• _What the task requires_
Look through the entries that follow and return each line that has the string "terms".

• _Available data_
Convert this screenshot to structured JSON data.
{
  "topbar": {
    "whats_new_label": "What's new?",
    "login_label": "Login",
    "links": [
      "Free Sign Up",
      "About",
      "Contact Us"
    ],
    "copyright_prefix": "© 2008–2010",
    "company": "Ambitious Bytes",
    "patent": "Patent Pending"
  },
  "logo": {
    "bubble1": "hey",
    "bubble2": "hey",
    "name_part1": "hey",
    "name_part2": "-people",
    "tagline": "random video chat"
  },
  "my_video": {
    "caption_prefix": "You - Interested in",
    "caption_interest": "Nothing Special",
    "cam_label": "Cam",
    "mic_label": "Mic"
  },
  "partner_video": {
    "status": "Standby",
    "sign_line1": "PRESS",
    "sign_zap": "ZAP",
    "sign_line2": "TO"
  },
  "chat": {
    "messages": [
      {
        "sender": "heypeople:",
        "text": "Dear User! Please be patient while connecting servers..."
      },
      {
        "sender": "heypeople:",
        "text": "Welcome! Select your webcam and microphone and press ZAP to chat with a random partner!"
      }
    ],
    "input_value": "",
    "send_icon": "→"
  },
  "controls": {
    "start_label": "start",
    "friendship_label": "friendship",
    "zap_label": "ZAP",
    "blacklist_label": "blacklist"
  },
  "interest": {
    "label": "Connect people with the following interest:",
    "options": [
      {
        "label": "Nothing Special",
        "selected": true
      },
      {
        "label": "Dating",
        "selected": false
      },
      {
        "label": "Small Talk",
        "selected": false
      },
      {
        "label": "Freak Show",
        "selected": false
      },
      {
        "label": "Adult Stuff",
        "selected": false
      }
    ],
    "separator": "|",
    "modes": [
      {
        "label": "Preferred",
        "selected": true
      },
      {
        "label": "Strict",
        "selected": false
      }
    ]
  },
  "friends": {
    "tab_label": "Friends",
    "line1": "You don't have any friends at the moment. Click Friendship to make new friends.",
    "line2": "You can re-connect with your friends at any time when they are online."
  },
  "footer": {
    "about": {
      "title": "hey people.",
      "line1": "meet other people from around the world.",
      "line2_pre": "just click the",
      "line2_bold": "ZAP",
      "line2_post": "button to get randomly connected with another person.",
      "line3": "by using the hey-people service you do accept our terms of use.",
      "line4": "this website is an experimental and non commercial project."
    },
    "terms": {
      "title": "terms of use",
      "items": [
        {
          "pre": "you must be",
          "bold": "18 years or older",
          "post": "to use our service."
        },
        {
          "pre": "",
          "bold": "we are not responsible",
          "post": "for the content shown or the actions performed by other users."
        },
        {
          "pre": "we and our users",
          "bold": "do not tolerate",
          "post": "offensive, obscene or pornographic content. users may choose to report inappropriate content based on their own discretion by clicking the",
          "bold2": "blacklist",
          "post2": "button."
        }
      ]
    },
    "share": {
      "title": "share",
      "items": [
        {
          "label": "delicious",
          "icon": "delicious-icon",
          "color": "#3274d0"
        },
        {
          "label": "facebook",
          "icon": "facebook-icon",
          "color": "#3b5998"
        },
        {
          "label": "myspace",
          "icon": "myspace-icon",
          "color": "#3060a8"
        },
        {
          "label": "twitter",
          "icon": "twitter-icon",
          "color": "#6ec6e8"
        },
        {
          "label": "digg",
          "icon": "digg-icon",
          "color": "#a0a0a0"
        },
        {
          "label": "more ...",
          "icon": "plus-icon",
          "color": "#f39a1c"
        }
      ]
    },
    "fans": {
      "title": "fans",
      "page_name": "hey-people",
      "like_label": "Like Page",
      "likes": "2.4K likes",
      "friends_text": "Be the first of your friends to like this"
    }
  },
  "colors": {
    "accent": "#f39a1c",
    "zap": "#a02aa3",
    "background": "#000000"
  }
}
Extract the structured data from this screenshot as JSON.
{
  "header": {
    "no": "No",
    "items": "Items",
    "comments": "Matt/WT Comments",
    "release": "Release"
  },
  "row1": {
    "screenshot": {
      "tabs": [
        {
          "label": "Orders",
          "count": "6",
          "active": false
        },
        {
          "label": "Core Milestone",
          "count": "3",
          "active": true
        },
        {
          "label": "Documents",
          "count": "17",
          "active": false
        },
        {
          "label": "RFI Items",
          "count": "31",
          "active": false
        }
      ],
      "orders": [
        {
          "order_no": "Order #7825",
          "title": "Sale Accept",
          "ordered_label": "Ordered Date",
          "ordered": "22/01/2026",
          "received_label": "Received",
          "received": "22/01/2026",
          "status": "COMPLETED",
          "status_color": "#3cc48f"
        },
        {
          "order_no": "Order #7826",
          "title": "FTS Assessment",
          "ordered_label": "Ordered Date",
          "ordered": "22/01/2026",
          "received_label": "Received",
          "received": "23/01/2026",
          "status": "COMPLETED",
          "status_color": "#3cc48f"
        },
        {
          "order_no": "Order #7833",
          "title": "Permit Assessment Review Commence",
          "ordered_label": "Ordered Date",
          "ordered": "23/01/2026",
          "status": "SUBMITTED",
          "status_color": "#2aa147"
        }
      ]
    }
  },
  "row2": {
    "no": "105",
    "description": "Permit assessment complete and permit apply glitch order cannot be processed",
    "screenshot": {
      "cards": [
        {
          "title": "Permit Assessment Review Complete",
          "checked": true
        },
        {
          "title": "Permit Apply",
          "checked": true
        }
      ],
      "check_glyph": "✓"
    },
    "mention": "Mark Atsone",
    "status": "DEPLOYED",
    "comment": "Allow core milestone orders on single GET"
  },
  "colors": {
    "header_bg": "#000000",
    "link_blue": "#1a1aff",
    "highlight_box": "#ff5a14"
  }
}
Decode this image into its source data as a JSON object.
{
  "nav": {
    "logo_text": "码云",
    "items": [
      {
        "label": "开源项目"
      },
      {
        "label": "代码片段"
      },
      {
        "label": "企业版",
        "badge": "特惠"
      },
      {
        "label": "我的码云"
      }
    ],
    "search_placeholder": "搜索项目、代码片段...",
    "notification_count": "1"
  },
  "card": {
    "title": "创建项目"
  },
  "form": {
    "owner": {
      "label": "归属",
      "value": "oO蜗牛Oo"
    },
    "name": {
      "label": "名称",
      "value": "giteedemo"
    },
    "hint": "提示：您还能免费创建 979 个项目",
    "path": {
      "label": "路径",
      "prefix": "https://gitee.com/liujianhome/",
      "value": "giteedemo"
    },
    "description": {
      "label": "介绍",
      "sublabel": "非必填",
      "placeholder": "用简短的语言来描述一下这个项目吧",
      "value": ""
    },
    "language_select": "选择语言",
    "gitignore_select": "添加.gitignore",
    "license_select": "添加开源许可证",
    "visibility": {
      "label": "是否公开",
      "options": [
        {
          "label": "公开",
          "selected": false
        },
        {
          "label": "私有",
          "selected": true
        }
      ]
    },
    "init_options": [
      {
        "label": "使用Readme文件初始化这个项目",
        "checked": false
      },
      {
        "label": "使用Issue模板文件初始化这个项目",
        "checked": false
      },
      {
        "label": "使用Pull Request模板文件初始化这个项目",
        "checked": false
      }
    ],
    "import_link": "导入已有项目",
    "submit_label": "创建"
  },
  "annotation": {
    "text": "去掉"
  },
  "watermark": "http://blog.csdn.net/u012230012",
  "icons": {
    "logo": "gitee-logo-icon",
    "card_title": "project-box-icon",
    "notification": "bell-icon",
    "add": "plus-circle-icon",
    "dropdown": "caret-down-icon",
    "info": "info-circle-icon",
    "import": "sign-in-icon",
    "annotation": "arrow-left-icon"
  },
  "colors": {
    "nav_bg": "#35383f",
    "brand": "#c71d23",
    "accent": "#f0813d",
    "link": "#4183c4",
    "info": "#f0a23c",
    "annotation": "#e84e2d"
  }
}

• _Answer_
      "line3": "by using the hey-people service you do accept our terms of use.",
    "terms": {
      "title": "terms of use",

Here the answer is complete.